Times were good in the United States in the early 1950s. American sons and daughters were back from war in Europe, the economy was rolling along, and it seemed that for white Christians, the opportunities for advancement were endless.
For others, opportunities were harder to come by. Many blacks and Jews, hoping to capture their own piece of America’s golden prosperity, were denied access to the same privileges their fellow citizens enjoyed.
In the Washington, D.C. of 1950, black communities were clustered around the Capitol because real estate agents refused to sell them land in the burgeoning suburban areas of Virginia and Maryland, which were reserved for whites.
But at the same time that some communities failed to move beyond their traditional composition, others flourished under their own vision of social change.
The Shepherd Park neighborhood in Northeast D.C. began building a racially and ethnically integrated community in the late 1950s. Dr. Phyllis Palmer, an associate professor of American civilization and women’s studies at GW, has examined Shepherd Park and other success stories of America’s integration age. She will present her research at GW’s third-annual Scholars’ Showcase Tuesday in the Marvin Center.

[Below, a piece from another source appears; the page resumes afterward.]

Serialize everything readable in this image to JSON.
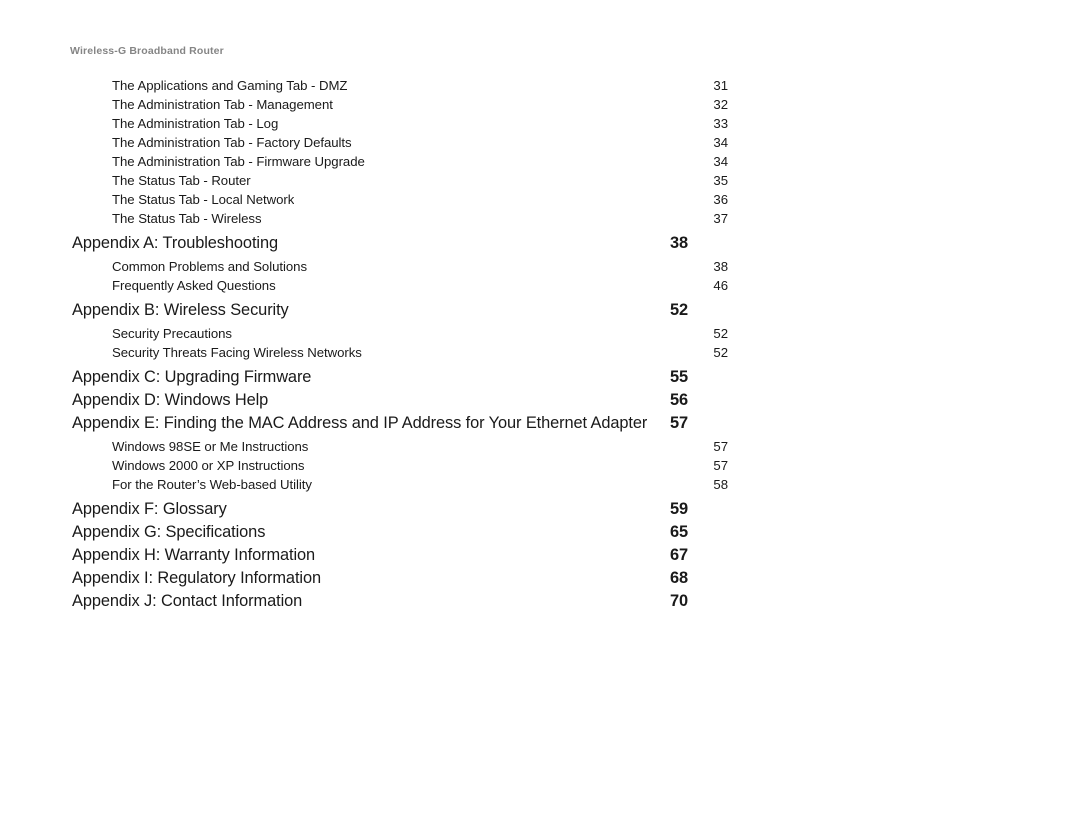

By 1950, the nation already was growing familiar with the term “white flight,” the mass exodus of white residents from downtown areas into which blacks had moved. The flee to the suburbs, however, left many inner cities throughout America financially crippled and physically run-down.
In 1954, the Supreme Court decision Brown v. Board of Education of Topeka, Kan. changed the situation a but. At least on paper, the federal government no longer condoned segregation, but change was slow and difficult to enforce.
But residents of Shepherd Park, at the corner of Georgia Avenue and 16th Street, have been actively pursuing a fully integrated community for more than four decades. In 1958, a group of mostly Jewish residents founded Neighbors Inc. with the stated goal for “people to live together and be good neighbors.”
Working toward a neighborhood without racial divisions, Neighbors Inc. sought out realtors who did not discriminate and encouraged whites to stay when the first black family moved to the neighborhood in 1960.
“Neighbors Inc. got people together to talk and learn about each other,” Palmer said.
The neighborhood hosted art fairs, a visit from Robert Kennedy and a reception in honor of African diplomats, which made the front page of The Washington Post.
Shepherd Park eventually emerged as a racially diverse neighborhood of well-educated, middle-class residents. Palmer suggests several types of individuals who made the initial success of the community a lasting reality.
“Many men who fought in World War II saw the effort and dedication of blacks and whites oversees, fighting side by side. This strengthened their commitment to equality at home,” she said, adding that the nature of the war itself played a large role in changing the ideology of many Americans.
“We were fighting a war against highly racist opponents,” she said. “That caused the country to really examine the injustice of racial division.”
Neighbors Inc. also appealed to younger people, committed to bringing the principles of the flourishing civil rights movement to their own backyards.
Finally, Palmer notes the many religious leaders who participated in the project, “trying to live out what their faiths say about religious equality.”
“I was surprised how, as a neighborhood, they are being constantly challenged, even today, to create the kind of place they want,” she said. “They have to fight all of the time. But they hold out a challenge to all of us. If we don’t set out to consciously create the type of society we would like, it’s never going to happen.”